(App and web page records)
========================

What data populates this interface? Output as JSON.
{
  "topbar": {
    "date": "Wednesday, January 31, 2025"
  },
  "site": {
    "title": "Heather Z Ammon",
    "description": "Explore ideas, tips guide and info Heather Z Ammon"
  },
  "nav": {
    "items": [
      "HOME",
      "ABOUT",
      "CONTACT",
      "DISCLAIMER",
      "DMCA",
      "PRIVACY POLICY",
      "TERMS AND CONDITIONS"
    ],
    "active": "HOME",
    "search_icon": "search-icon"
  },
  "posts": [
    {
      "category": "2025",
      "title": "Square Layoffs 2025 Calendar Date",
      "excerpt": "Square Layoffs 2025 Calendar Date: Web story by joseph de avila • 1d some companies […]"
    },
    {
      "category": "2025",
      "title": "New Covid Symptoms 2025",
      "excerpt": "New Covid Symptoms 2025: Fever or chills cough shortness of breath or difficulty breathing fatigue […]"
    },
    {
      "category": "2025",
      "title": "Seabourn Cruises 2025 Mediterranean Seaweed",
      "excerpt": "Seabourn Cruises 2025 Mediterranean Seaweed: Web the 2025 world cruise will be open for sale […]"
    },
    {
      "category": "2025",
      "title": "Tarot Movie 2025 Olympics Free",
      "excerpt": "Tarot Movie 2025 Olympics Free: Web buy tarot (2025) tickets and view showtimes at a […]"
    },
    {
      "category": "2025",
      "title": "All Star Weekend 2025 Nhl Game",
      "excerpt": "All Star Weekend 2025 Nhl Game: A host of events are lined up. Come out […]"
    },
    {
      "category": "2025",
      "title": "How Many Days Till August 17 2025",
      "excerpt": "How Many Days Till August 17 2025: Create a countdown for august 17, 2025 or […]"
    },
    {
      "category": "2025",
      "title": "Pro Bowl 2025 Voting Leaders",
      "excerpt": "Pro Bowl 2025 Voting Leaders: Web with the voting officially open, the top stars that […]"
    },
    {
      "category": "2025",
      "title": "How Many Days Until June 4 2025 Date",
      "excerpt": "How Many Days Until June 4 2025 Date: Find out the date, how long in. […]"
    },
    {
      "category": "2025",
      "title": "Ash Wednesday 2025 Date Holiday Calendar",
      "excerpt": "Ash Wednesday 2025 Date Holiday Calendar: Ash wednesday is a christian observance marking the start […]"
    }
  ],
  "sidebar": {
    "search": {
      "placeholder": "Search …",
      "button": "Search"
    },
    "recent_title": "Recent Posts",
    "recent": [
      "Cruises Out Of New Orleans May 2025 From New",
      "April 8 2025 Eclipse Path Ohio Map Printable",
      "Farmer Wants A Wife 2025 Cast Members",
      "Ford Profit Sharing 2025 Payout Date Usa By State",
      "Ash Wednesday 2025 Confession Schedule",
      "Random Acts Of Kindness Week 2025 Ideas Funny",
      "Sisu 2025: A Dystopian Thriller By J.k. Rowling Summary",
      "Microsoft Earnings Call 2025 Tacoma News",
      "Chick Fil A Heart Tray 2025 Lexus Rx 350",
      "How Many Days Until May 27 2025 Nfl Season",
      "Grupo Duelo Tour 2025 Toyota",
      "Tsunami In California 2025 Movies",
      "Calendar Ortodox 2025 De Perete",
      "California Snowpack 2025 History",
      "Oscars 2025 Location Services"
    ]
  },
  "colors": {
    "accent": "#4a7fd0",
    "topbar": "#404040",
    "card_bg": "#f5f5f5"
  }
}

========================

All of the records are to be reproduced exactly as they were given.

**Response to this task**
What data populates this interface? Output as JSON.
{
  "topbar": {
    "date": "Wednesday, January 31, 2025"
  },
  "site": {
    "title": "Heather Z Ammon",
    "description": "Explore ideas, tips guide and info Heather Z Ammon"
  },
  "nav": {
    "items": [
      "HOME",
      "ABOUT",
      "CONTACT",
      "DISCLAIMER",
      "DMCA",
      "PRIVACY POLICY",
      "TERMS AND CONDITIONS"
    ],
    "active": "HOME",
    "search_icon": "search-icon"
  },
  "posts": [
    {
      "category": "2025",
      "title": "Square Layoffs 2025 Calendar Date",
      "excerpt": "Square Layoffs 2025 Calendar Date: Web story by joseph de avila • 1d some companies […]"
    },
    {
      "category": "2025",
      "title": "New Covid Symptoms 2025",
      "excerpt": "New Covid Symptoms 2025: Fever or chills cough shortness of breath or difficulty breathing fatigue […]"
    },
    {
      "category": "2025",
      "title": "Seabourn Cruises 2025 Mediterranean Seaweed",
      "excerpt": "Seabourn Cruises 2025 Mediterranean Seaweed: Web the 2025 world cruise will be open for sale […]"
    },
    {
      "category": "2025",
      "title": "Tarot Movie 2025 Olympics Free",
      "excerpt": "Tarot Movie 2025 Olympics Free: Web buy tarot (2025) tickets and view showtimes at a […]"
    },
    {
      "category": "2025",
      "title": "All Star Weekend 2025 Nhl Game",
      "excerpt": "All Star Weekend 2025 Nhl Game: A host of events are lined up. Come out […]"
    },
    {
      "category": "2025",
      "title": "How Many Days Till August 17 2025",
      "excerpt": "How Many Days Till August 17 2025: Create a countdown for august 17, 2025 or […]"
    },
    {
      "category": "2025",
      "title": "Pro Bowl 2025 Voting Leaders",
      "excerpt": "Pro Bowl 2025 Voting Leaders: Web with the voting officially open, the top stars that […]"
    },
    {
      "category": "2025",
      "title": "How Many Days Until June 4 2025 Date",
      "excerpt": "How Many Days Until June 4 2025 Date: Find out the date, how long in. […]"
    },
    {
      "category": "2025",
      "title": "Ash Wednesday 2025 Date Holiday Calendar",
      "excerpt": "Ash Wednesday 2025 Date Holiday Calendar: Ash wednesday is a christian observance marking the start […]"
    }
  ],
  "sidebar": {
    "search": {
      "placeholder": "Search …",
      "button": "Search"
    },
    "recent_title": "Recent Posts",
    "recent": [
      "Cruises Out Of New Orleans May 2025 From New",
      "April 8 2025 Eclipse Path Ohio Map Printable",
      "Farmer Wants A Wife 2025 Cast Members",
      "Ford Profit Sharing 2025 Payout Date Usa By State",
      "Ash Wednesday 2025 Confession Schedule",
      "Random Acts Of Kindness Week 2025 Ideas Funny",
      "Sisu 2025: A Dystopian Thriller By J.k. Rowling Summary",
      "Microsoft Earnings Call 2025 Tacoma News",
      "Chick Fil A Heart Tray 2025 Lexus Rx 350",
      "How Many Days Until May 27 2025 Nfl Season",
      "Grupo Duelo Tour 2025 Toyota",
      "Tsunami In California 2025 Movies",
      "Calendar Ortodox 2025 De Perete",
      "California Snowpack 2025 History",
      "Oscars 2025 Location Services"
    ]
  },
  "colors": {
    "accent": "#4a7fd0",
    "topbar": "#404040",
    "card_bg": "#f5f5f5"
  }
}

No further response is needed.